[[ Data to examine, beginning ]]

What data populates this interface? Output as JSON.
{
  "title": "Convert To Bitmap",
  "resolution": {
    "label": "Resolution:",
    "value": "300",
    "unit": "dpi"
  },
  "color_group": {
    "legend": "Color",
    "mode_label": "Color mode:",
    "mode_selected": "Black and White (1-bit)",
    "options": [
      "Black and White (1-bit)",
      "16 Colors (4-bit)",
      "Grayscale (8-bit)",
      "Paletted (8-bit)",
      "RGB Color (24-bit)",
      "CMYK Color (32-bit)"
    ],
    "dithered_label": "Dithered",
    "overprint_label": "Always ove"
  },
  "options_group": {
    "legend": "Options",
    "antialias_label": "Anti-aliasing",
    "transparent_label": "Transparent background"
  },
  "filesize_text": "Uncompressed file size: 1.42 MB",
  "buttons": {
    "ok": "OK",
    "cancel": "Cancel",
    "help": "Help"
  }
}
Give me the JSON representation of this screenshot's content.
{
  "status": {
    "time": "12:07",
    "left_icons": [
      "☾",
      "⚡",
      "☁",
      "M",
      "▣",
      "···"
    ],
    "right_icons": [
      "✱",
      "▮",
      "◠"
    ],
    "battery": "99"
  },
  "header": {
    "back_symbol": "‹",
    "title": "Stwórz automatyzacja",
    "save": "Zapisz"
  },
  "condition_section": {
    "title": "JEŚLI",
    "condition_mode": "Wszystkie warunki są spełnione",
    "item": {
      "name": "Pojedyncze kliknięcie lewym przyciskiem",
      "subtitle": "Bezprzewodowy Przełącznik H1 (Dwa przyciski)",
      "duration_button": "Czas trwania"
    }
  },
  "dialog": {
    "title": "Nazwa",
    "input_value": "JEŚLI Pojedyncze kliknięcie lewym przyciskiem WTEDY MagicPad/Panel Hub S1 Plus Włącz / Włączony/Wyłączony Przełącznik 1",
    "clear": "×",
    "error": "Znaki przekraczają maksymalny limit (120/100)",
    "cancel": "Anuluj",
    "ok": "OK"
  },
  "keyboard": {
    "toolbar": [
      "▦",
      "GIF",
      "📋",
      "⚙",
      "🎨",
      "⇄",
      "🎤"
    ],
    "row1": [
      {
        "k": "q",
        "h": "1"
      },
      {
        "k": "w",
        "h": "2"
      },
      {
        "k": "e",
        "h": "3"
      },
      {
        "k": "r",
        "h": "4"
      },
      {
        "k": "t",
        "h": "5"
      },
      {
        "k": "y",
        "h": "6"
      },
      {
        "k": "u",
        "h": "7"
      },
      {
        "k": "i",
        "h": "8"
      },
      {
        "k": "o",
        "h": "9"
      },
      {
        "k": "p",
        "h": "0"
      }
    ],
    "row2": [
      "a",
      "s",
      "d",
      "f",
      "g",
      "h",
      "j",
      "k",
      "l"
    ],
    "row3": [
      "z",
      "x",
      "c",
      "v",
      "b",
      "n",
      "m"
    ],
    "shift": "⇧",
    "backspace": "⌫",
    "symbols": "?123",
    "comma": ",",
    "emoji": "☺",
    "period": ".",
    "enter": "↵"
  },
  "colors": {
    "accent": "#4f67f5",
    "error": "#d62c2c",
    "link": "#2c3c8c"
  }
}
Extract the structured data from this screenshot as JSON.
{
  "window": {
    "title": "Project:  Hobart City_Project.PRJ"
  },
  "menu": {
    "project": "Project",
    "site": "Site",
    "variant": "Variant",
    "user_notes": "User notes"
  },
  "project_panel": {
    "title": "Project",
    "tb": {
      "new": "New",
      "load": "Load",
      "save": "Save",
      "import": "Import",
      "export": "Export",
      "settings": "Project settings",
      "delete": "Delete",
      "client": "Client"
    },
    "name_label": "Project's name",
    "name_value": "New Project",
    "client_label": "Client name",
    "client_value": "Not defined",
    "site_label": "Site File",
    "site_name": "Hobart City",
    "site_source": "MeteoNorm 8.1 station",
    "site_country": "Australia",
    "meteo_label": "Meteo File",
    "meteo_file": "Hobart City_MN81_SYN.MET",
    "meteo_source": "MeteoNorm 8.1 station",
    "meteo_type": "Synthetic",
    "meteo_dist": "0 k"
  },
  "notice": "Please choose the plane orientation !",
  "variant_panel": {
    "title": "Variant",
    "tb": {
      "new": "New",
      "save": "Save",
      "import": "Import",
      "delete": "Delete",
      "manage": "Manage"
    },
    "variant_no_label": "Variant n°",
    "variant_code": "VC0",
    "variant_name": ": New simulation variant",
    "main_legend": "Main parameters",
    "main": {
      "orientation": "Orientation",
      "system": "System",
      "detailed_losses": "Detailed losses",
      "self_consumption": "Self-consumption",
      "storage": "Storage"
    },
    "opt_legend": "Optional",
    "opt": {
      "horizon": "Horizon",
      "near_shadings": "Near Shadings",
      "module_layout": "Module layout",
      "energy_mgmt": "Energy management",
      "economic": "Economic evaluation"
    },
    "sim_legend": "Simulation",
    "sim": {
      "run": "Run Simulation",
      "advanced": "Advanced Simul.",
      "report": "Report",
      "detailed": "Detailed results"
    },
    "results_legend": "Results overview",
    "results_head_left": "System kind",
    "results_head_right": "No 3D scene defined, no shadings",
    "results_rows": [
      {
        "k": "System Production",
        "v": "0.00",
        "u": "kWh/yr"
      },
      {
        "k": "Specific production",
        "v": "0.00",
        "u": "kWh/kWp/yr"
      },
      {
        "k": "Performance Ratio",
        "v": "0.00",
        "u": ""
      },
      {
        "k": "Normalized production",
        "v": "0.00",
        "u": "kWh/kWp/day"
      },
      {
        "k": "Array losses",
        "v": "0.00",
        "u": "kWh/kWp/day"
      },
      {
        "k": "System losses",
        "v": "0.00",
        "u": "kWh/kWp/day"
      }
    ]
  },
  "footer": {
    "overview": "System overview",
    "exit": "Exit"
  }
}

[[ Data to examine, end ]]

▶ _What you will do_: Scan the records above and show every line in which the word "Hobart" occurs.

▶ _Task output_:
    "title": "Project:  Hobart City_Project.PRJ"
    "site_name": "Hobart City",
    "meteo_file": "Hobart City_MN81_SYN.MET",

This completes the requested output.